#### Exercise material

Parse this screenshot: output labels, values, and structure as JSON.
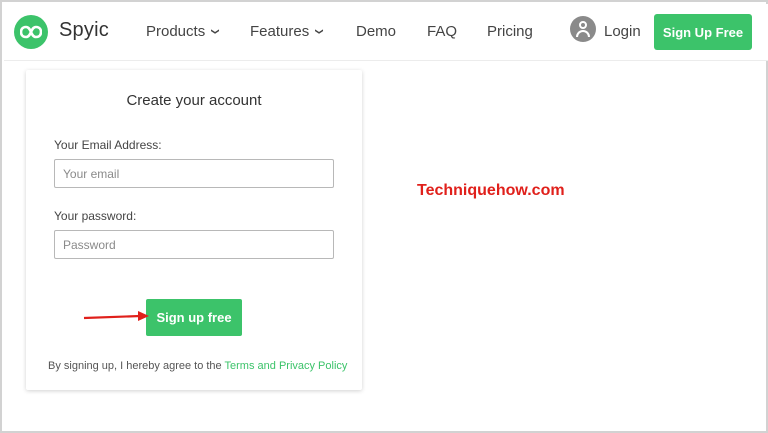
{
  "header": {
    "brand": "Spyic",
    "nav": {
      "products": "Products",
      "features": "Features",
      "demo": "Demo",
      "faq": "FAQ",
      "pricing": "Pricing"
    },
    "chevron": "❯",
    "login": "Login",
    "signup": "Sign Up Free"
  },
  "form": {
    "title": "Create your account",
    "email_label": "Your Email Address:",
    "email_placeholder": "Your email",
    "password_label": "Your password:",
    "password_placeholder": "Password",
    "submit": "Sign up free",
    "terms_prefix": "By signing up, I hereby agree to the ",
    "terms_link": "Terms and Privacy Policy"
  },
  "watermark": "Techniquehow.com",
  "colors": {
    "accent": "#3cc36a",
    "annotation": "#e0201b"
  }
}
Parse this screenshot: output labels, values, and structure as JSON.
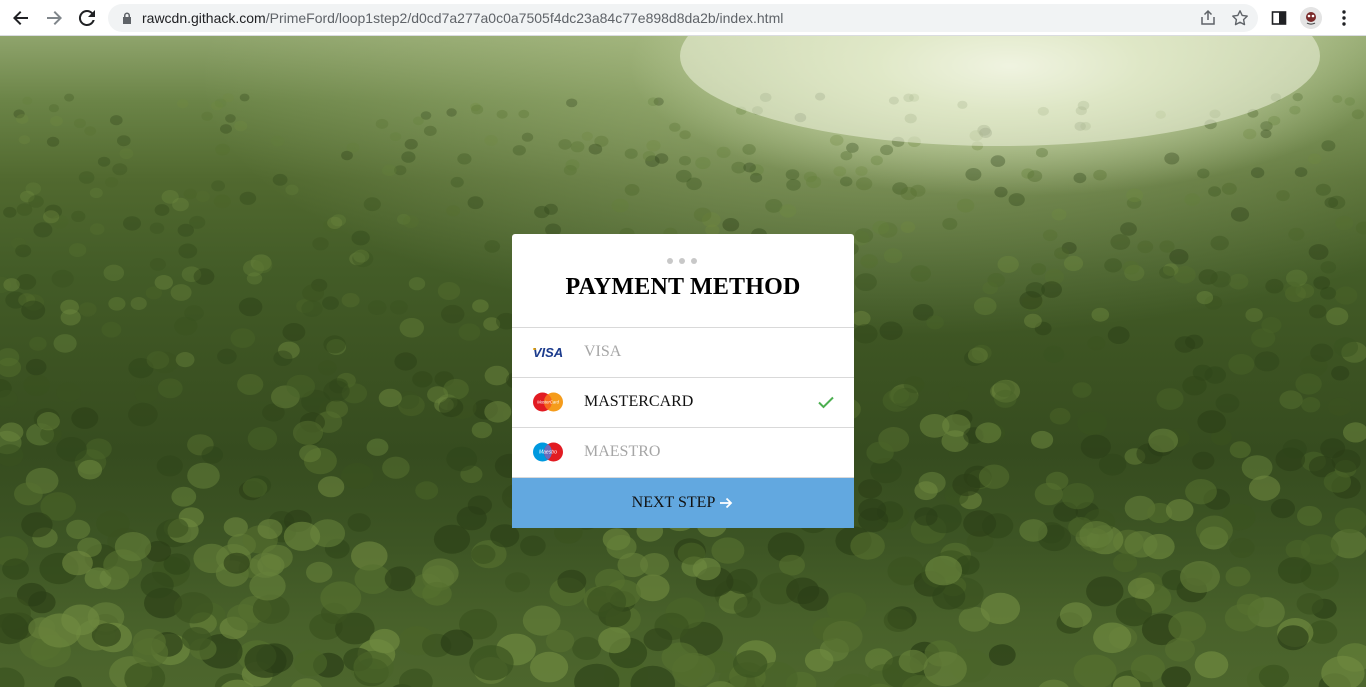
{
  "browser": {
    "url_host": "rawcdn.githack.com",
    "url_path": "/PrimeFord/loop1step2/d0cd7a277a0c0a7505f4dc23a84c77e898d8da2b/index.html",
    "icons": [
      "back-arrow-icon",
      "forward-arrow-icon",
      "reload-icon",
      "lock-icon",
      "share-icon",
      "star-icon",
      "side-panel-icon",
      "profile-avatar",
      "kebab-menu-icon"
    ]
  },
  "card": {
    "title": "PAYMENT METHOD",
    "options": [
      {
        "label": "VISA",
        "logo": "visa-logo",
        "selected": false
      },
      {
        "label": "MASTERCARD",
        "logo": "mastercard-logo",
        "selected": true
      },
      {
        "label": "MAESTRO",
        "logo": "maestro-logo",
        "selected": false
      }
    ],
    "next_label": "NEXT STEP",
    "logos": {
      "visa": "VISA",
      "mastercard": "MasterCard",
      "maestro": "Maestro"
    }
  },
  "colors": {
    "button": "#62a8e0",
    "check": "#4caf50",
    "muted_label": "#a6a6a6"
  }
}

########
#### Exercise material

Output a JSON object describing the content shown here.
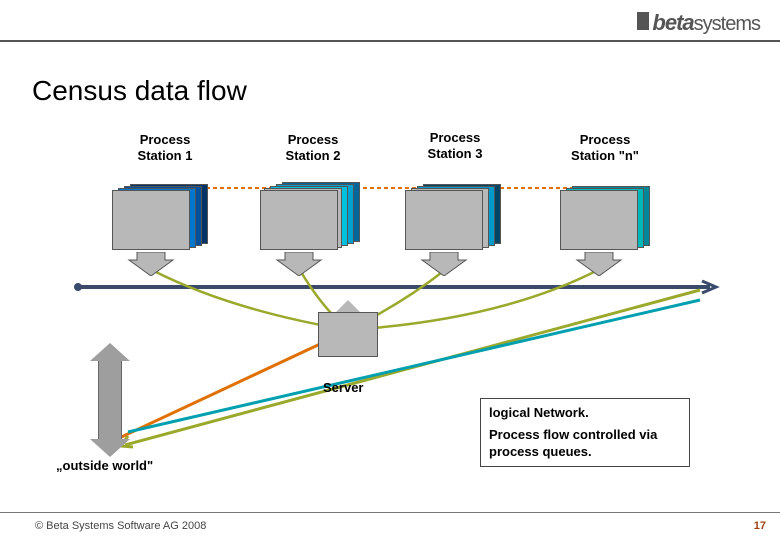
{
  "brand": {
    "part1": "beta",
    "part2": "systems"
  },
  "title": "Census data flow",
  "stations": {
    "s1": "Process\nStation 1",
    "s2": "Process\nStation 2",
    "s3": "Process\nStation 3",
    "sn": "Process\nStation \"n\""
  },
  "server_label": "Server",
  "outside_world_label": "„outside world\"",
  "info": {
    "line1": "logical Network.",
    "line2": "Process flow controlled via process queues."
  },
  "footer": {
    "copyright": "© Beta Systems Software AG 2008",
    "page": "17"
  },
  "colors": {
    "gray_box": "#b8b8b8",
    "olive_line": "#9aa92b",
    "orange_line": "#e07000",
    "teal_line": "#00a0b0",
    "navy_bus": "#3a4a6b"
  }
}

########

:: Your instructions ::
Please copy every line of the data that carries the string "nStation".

:: Exercise solution ::
    "s1": "Process\nStation 1",
    "s2": "Process\nStation 2",
    "s3": "Process\nStation 3",
    "sn": "Process\nStation \"n\""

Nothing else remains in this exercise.